(Exercise material Opens)

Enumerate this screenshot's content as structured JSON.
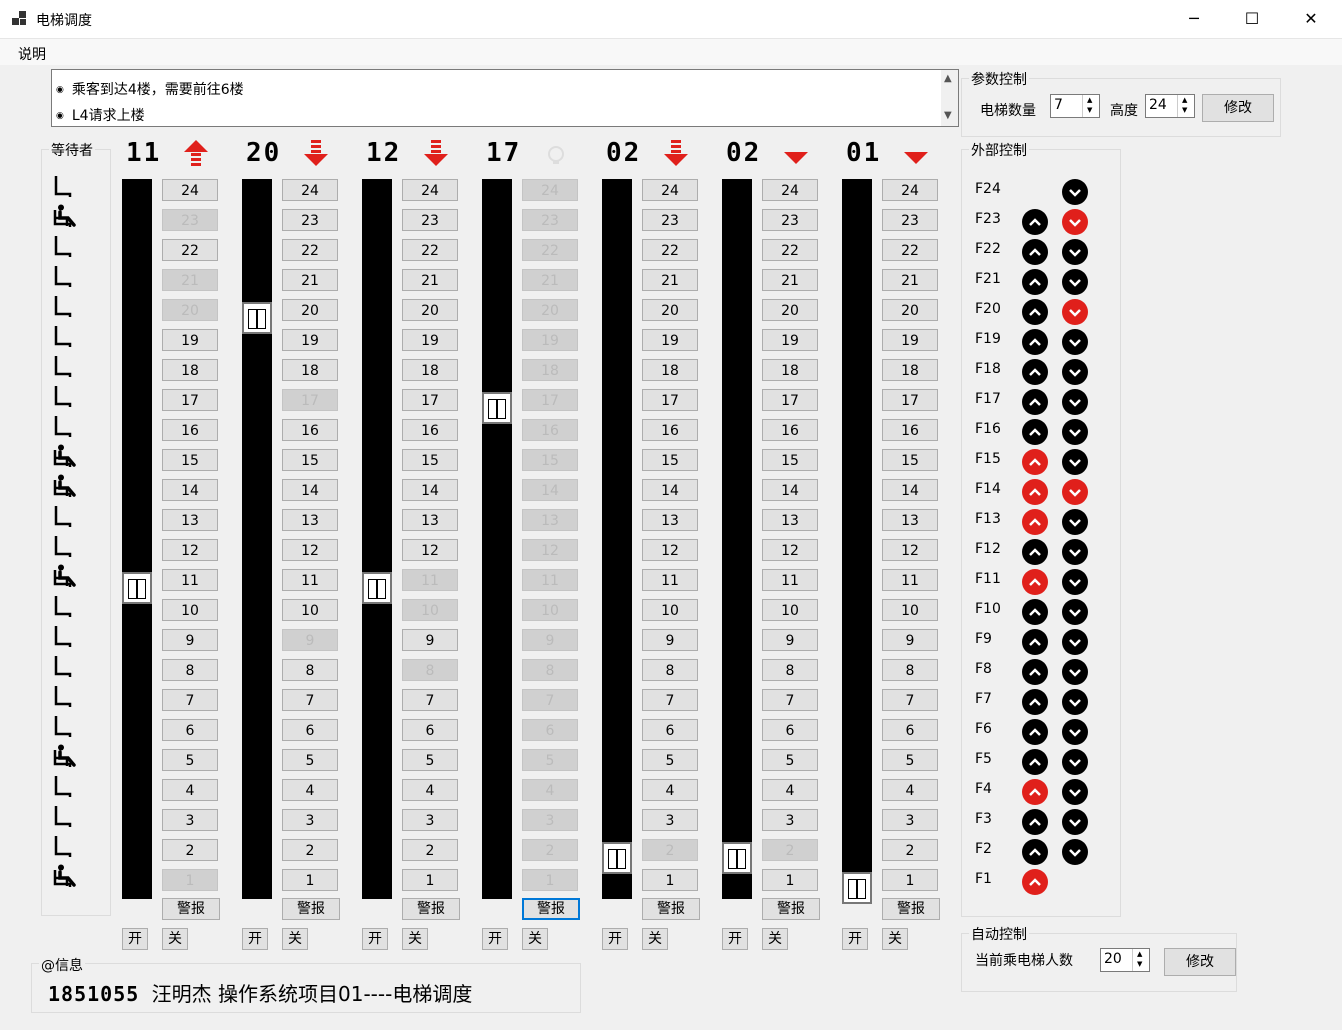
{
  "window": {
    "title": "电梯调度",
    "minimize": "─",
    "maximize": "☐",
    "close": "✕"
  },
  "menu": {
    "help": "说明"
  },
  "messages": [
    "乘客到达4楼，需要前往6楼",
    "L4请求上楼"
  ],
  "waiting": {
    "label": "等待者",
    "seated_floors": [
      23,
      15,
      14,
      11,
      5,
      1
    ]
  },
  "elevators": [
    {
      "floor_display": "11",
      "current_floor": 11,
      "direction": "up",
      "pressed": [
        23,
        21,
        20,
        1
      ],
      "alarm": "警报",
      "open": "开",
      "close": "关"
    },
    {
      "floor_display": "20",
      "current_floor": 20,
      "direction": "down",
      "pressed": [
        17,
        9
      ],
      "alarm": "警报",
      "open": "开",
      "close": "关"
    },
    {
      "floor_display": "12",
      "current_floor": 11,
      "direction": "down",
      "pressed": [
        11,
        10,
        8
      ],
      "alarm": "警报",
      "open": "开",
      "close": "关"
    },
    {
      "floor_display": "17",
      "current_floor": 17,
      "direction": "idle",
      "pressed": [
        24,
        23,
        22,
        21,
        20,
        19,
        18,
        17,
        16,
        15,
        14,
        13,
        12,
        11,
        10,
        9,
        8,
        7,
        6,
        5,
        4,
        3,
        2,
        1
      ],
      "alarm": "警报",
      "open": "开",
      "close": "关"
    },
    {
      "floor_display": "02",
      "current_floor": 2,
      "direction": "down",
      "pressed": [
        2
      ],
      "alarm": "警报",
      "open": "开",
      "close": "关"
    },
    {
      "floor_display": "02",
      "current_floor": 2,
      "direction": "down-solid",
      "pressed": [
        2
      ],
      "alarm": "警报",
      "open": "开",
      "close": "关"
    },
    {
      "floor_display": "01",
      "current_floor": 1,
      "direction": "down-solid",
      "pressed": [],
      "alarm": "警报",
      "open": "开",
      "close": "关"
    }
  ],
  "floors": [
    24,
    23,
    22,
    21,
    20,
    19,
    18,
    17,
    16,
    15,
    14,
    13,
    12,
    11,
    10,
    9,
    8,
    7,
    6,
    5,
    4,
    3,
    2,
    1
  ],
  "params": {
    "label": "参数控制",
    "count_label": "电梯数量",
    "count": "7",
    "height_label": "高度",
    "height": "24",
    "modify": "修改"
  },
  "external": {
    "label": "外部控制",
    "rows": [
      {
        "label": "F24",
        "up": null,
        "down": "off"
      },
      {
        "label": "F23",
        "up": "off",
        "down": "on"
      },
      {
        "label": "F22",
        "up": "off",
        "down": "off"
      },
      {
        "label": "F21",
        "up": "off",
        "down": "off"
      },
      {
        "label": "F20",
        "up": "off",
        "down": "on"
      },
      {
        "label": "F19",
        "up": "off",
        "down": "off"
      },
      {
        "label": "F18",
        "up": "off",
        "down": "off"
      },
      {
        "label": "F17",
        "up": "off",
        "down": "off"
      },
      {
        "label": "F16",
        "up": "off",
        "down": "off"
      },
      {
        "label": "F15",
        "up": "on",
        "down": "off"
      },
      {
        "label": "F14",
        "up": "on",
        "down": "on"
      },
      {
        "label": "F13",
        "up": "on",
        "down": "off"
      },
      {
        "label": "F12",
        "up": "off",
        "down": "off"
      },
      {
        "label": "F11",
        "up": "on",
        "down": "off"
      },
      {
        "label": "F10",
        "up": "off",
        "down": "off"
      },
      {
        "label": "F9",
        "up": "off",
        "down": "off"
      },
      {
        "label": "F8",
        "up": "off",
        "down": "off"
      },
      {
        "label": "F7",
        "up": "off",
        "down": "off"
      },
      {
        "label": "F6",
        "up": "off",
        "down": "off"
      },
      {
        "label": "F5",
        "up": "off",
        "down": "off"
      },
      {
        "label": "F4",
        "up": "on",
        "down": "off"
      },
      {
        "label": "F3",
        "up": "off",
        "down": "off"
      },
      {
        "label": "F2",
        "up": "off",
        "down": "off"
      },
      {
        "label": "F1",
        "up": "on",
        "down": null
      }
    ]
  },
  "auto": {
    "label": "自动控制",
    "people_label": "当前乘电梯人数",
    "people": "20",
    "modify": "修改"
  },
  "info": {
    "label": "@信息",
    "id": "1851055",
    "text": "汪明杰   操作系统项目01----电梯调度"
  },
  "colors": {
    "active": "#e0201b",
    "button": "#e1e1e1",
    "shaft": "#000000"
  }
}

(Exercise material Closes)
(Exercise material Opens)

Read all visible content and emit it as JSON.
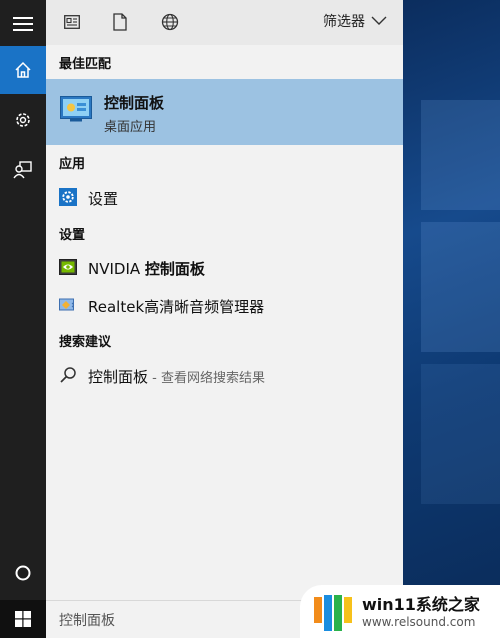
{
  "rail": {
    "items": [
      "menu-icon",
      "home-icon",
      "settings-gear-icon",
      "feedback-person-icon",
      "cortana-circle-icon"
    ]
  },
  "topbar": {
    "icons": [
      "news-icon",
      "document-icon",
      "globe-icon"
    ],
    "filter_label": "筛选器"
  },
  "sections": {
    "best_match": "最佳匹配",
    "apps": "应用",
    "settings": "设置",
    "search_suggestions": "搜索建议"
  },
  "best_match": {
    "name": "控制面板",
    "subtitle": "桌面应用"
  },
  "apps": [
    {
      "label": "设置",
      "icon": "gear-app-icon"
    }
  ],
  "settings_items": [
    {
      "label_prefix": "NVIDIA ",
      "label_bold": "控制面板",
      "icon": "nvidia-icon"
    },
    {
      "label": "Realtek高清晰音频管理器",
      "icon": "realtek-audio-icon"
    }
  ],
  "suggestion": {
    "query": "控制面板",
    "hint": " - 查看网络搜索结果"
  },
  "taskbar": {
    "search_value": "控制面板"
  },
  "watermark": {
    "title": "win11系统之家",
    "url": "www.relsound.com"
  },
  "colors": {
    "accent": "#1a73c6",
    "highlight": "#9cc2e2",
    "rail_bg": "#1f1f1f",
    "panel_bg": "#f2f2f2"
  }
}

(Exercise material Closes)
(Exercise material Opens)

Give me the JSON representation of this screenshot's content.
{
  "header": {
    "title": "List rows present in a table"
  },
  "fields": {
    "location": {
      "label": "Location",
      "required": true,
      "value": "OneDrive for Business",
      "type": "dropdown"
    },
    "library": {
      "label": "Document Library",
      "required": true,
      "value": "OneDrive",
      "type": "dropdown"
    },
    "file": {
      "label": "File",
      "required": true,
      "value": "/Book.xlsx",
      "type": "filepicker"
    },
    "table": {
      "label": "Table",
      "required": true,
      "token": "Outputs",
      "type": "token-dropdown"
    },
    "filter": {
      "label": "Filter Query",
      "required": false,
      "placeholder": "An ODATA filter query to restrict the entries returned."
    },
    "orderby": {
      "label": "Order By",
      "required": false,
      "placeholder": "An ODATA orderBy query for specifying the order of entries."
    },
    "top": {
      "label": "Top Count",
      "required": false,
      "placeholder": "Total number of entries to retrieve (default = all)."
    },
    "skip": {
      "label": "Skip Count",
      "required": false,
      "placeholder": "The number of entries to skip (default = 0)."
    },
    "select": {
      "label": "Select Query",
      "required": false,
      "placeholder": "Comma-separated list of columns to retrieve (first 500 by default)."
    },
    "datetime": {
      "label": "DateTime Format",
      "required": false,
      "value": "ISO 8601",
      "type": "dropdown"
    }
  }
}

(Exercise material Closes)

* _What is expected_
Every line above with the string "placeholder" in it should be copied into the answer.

* _Task solution_
      "placeholder": "An ODATA filter query to restrict the entries returned."
      "placeholder": "An ODATA orderBy query for specifying the order of entries."
      "placeholder": "Total number of entries to retrieve (default = all)."
      "placeholder": "The number of entries to skip (default = 0)."
      "placeholder": "Comma-separated list of columns to retrieve (first 500 by default)."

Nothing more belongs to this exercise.